**WHAT NEEDS TO BE DONE**: You are asked to reproduce the listing exactly and to omit its pictures.

**RECORDS SHOWN**:

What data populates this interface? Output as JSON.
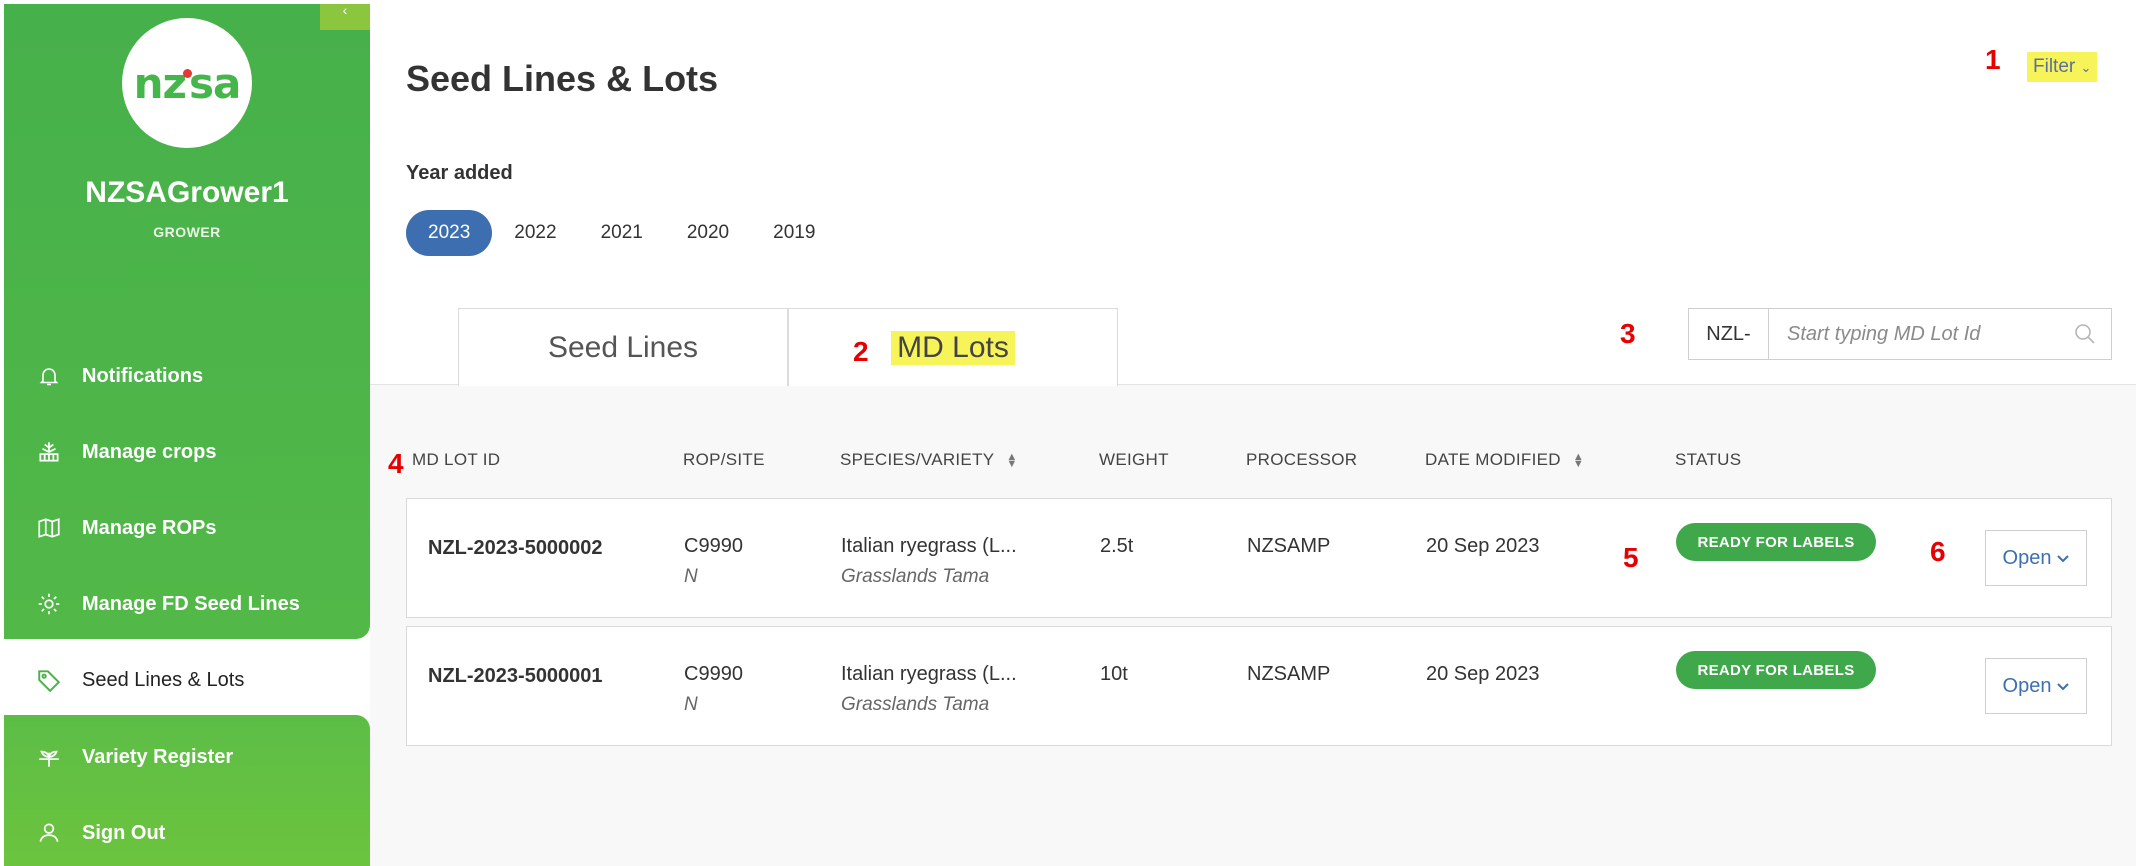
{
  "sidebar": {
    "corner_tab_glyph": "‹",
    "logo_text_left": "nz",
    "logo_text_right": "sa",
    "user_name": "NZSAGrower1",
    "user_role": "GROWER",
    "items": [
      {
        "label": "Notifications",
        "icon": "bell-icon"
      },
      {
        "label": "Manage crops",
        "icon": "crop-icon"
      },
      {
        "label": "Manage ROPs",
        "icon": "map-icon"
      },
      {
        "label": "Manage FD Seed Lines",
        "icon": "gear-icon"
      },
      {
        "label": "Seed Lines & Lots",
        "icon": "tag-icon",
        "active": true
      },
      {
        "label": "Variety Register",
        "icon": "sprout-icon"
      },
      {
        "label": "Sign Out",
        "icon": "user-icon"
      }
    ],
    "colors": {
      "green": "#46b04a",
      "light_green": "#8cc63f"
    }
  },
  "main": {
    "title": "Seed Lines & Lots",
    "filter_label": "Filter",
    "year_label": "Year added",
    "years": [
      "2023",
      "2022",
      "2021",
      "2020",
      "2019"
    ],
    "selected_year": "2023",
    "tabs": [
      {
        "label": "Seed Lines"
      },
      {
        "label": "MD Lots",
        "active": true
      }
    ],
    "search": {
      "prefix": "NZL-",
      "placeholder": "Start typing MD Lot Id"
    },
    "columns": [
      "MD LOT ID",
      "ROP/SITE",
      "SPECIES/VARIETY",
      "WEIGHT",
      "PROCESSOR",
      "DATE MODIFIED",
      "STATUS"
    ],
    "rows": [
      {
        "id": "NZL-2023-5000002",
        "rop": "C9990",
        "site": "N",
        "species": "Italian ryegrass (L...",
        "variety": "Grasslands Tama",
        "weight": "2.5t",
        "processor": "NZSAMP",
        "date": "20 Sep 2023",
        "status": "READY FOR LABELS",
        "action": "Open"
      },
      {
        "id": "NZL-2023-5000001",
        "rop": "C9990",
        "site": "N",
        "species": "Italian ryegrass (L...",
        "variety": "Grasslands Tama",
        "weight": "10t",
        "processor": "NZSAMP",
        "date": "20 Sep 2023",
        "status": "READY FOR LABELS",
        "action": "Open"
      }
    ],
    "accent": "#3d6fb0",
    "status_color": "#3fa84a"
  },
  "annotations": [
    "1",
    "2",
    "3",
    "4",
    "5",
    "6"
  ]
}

**ANSWER AREA**:
What data populates this interface? Output as JSON.
{
  "sidebar": {
    "corner_tab_glyph": "‹",
    "logo_text_left": "nz",
    "logo_text_right": "sa",
    "user_name": "NZSAGrower1",
    "user_role": "GROWER",
    "items": [
      {
        "label": "Notifications",
        "icon": "bell-icon"
      },
      {
        "label": "Manage crops",
        "icon": "crop-icon"
      },
      {
        "label": "Manage ROPs",
        "icon": "map-icon"
      },
      {
        "label": "Manage FD Seed Lines",
        "icon": "gear-icon"
      },
      {
        "label": "Seed Lines & Lots",
        "icon": "tag-icon",
        "active": true
      },
      {
        "label": "Variety Register",
        "icon": "sprout-icon"
      },
      {
        "label": "Sign Out",
        "icon": "user-icon"
      }
    ],
    "colors": {
      "green": "#46b04a",
      "light_green": "#8cc63f"
    }
  },
  "main": {
    "title": "Seed Lines & Lots",
    "filter_label": "Filter",
    "year_label": "Year added",
    "years": [
      "2023",
      "2022",
      "2021",
      "2020",
      "2019"
    ],
    "selected_year": "2023",
    "tabs": [
      {
        "label": "Seed Lines"
      },
      {
        "label": "MD Lots",
        "active": true
      }
    ],
    "search": {
      "prefix": "NZL-",
      "placeholder": "Start typing MD Lot Id"
    },
    "columns": [
      "MD LOT ID",
      "ROP/SITE",
      "SPECIES/VARIETY",
      "WEIGHT",
      "PROCESSOR",
      "DATE MODIFIED",
      "STATUS"
    ],
    "rows": [
      {
        "id": "NZL-2023-5000002",
        "rop": "C9990",
        "site": "N",
        "species": "Italian ryegrass (L...",
        "variety": "Grasslands Tama",
        "weight": "2.5t",
        "processor": "NZSAMP",
        "date": "20 Sep 2023",
        "status": "READY FOR LABELS",
        "action": "Open"
      },
      {
        "id": "NZL-2023-5000001",
        "rop": "C9990",
        "site": "N",
        "species": "Italian ryegrass (L...",
        "variety": "Grasslands Tama",
        "weight": "10t",
        "processor": "NZSAMP",
        "date": "20 Sep 2023",
        "status": "READY FOR LABELS",
        "action": "Open"
      }
    ],
    "accent": "#3d6fb0",
    "status_color": "#3fa84a"
  },
  "annotations": [
    "1",
    "2",
    "3",
    "4",
    "5",
    "6"
  ]
}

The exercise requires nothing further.